The report offered “four basic recommendations that focus(ed) on the human, financial and knowledge capital necessary for U.S. prosperity.” Committee member and former CEO of Lockheed Martin, Norm Augustine reiterated the recommendations in a blog post on Forbes.com Monday. They were:

  1. Improve K-12 science and math education.
  2. Invest in long-term basic research.
  3. Attract and retain the best and brightest students, scientists and engineers in the United States and around the world.
  4. Create and sustain incentives for innovation and research investment.

While some progress has been made through legislation like the America COMPETES Act, Augustine said we need more.

Since the completion of the report, 6 million more kids have dropped out of high school, he said. And political commentator David Gergen said Monday on his blog that “today, we are ninth in the proportion of young people with college degrees, 18th in high school graduation rates among industrialized nations and 27th in the proportion of science and engineering degrees. China now graduates more English-trained engineers than the United States and has become the world's No. 1 exporter in high technology.”

But Obama's speech inspired new hope for innovation in the United States. “The future is ours to win,” he said. “But to get there, we can't just stand still. As Robert Kennedy told us, ‘The future is not a gift. It is an achievement.'

“Sustaining the American dream has never been about standing pat. It has required each generation to sacrifice, and struggle and meet the demands of a new age.

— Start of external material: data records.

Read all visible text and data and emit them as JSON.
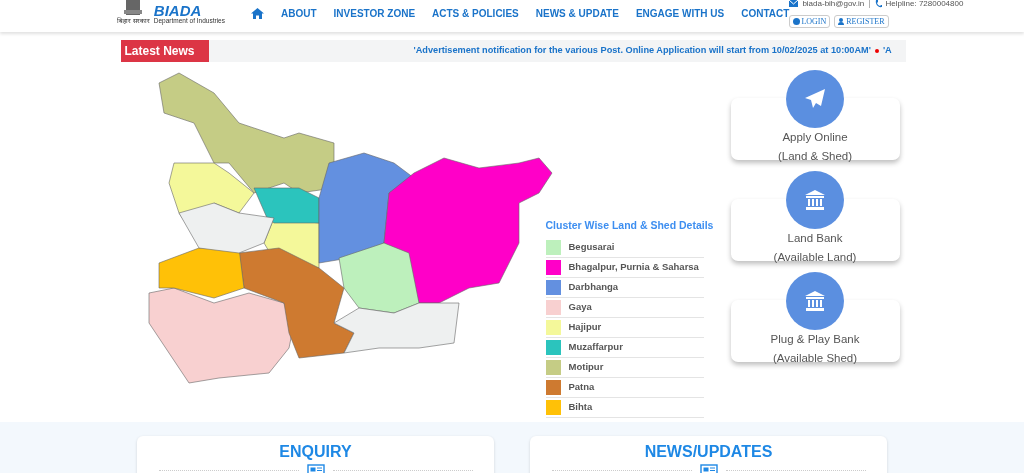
{
  "header": {
    "logo_text": "BIADA",
    "logo_subtitle": "Department of Industries",
    "emblem_caption": "बिहार सरकार",
    "nav": [
      {
        "kind": "home"
      },
      {
        "kind": "link",
        "label": "ABOUT"
      },
      {
        "kind": "link",
        "label": "INVESTOR ZONE"
      },
      {
        "kind": "link",
        "label": "ACTS & POLICIES"
      },
      {
        "kind": "link",
        "label": "NEWS & UPDATE"
      },
      {
        "kind": "link",
        "label": "ENGAGE WITH US"
      },
      {
        "kind": "link",
        "label": "CONTACT"
      }
    ],
    "email": "biada-bih@gov.in",
    "separator": "|",
    "helpline": "Helpline: 7280004800",
    "login": "LOGIN",
    "register": "REGISTER"
  },
  "news": {
    "label": "Latest News",
    "items": [
      "'Advertisement notification for the various Post. Online Application will start from 10/02/2025 at 10:00AM'",
      "'A"
    ]
  },
  "legend": {
    "title": "Cluster Wise Land & Shed Details",
    "items": [
      {
        "name": "Begusarai",
        "color": "#bdf0bc"
      },
      {
        "name": "Bhagalpur, Purnia & Saharsa",
        "color": "#ff00c8"
      },
      {
        "name": "Darbhanga",
        "color": "#6390e0"
      },
      {
        "name": "Gaya",
        "color": "#f8d0d0"
      },
      {
        "name": "Hajipur",
        "color": "#f4f89a"
      },
      {
        "name": "Muzaffarpur",
        "color": "#2bc4bd"
      },
      {
        "name": "Motipur",
        "color": "#c5cc85"
      },
      {
        "name": "Patna",
        "color": "#ce7a30"
      },
      {
        "name": "Bihta",
        "color": "#ffc107"
      }
    ]
  },
  "actions": [
    {
      "kind": "send",
      "line1": "Apply Online",
      "line2": "(Land & Shed)"
    },
    {
      "kind": "bank",
      "line1": "Land Bank",
      "line2": "(Available Land)"
    },
    {
      "kind": "bank",
      "line1": "Plug & Play Bank",
      "line2": "(Available Shed)"
    }
  ],
  "panels": [
    {
      "title": "ENQUIRY"
    },
    {
      "title": "NEWS/UPDATES"
    }
  ]
}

“And now it's our turn. We know what it takes to compete for the jobs and industries of our time. We need to out-innovate, out-educate and out-build the rest of the world.”

In his talk, Obama spoke of many reforms that address the recommendations from the report. I wanted to highlight just a few:

  1. “Maintaining our leadership in research and technology is crucial to America's success. But if we want to win the future, if we want innovation to produce jobs in America and not overseas, then we also have to win the race to educate our kids.”
  2. “Our free enterprise system is what drives innovation. But because it's not always profitable for companies to invest in basic research, throughout our history our government has provided cutting-edge scientists and inventors with the support that they need. That's what planted the seeds for the Internet; that's what helped make possible things like computer chips and GPS. Just think of all the good jobs, from manufacturing to retail, that have come from those breakthroughs.”
  3. “Today, there are hundreds of thousands of students excelling in our schools who are not American citizens. Some are the children of undocumented workers, who had nothing to do with the actions of their parents. They grew up as Americans and pledge allegiance to our flag, and yet they live every day with the threat of deportation. Others come here from abroad to study in our colleges and universities. But as soon as they obtain advanced degrees, we send them back home to compete against us. It makes no sense.”
  4. “With more research and incentives, we can break our dependence on oil with biofuels, and become the first country to have 1 million electric vehicles on the road by 2015.”

In conclusion, Obama said, “we do big things. The idea of America endures. Our destiny remains our choice. And tonight, more than two centuries later, it's because our people that our future is hopeful, our journey goes forward, and the state of our union is strong.”

Do you agree with President Obama? Will his suggested reforms spark innovation in Americans?

Kathie